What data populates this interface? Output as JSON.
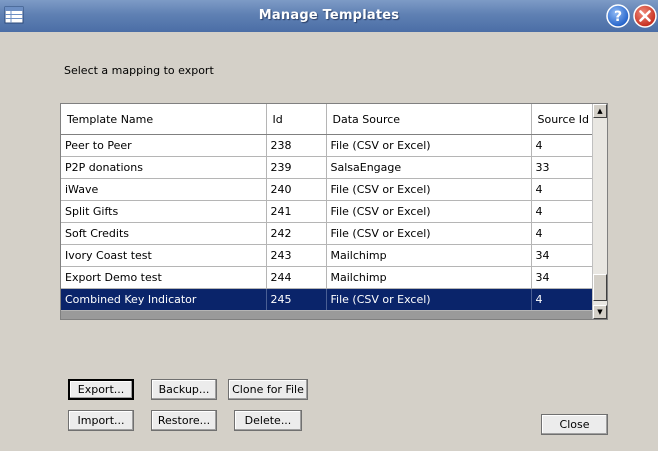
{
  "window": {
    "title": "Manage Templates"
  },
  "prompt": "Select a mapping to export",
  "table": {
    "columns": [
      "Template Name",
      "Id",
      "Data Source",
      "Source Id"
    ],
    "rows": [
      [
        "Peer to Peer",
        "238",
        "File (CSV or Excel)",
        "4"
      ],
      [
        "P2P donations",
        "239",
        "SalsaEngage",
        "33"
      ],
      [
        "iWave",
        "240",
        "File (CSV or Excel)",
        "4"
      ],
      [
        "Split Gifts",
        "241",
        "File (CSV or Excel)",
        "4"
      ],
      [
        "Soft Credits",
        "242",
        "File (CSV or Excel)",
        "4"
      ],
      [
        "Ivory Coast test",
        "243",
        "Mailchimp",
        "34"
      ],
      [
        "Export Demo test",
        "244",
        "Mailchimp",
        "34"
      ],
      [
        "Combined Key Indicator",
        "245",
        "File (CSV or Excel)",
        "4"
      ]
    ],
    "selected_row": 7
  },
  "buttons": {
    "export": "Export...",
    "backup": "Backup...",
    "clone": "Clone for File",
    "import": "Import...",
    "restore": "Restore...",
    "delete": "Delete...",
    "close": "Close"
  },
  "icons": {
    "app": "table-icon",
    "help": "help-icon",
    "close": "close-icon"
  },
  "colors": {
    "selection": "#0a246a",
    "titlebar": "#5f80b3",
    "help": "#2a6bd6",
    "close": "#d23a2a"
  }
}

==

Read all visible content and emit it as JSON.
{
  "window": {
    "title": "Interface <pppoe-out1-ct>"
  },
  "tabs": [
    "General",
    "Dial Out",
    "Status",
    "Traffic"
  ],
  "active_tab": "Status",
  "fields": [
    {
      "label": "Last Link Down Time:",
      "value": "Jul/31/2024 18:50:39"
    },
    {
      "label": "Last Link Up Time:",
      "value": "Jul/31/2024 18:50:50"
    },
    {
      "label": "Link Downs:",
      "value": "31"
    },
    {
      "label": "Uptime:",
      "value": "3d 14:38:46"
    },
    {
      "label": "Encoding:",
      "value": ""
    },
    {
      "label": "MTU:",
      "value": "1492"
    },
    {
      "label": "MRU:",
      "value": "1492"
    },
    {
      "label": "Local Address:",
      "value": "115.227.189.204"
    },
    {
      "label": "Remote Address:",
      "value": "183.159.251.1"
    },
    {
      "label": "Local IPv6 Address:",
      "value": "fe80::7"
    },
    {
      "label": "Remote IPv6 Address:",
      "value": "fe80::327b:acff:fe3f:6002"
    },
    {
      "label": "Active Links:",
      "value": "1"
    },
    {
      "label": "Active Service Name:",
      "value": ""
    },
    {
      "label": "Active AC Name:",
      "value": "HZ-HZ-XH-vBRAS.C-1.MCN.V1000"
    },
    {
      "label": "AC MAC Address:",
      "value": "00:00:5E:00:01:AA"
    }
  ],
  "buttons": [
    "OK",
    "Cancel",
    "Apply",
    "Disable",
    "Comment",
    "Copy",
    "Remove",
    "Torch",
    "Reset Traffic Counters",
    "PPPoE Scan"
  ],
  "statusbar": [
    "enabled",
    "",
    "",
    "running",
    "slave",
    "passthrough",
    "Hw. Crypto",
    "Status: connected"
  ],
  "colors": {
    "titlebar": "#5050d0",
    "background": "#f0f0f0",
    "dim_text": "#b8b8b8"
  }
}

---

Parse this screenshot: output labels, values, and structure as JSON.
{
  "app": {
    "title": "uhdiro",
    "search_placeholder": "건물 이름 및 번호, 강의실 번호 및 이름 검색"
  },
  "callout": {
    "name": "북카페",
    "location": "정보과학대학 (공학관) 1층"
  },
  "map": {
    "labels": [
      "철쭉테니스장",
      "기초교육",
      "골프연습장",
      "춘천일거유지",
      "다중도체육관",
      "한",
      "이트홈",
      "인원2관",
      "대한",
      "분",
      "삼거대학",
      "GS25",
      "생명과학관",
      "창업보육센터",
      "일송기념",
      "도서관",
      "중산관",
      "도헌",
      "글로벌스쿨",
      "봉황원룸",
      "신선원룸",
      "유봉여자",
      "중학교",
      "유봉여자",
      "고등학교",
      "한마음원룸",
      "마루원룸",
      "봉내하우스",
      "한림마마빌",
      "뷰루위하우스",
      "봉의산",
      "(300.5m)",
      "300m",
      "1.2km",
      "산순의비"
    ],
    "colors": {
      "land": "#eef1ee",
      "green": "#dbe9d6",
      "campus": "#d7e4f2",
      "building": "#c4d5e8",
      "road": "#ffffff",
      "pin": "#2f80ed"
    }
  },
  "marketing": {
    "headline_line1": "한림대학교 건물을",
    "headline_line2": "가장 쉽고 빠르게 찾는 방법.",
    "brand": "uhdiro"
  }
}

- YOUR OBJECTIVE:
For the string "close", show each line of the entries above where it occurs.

- OUTPUT OF THE EXERCISE:
    "close": "Close"
    "close": "close-icon"
    "close": "#d23a2a"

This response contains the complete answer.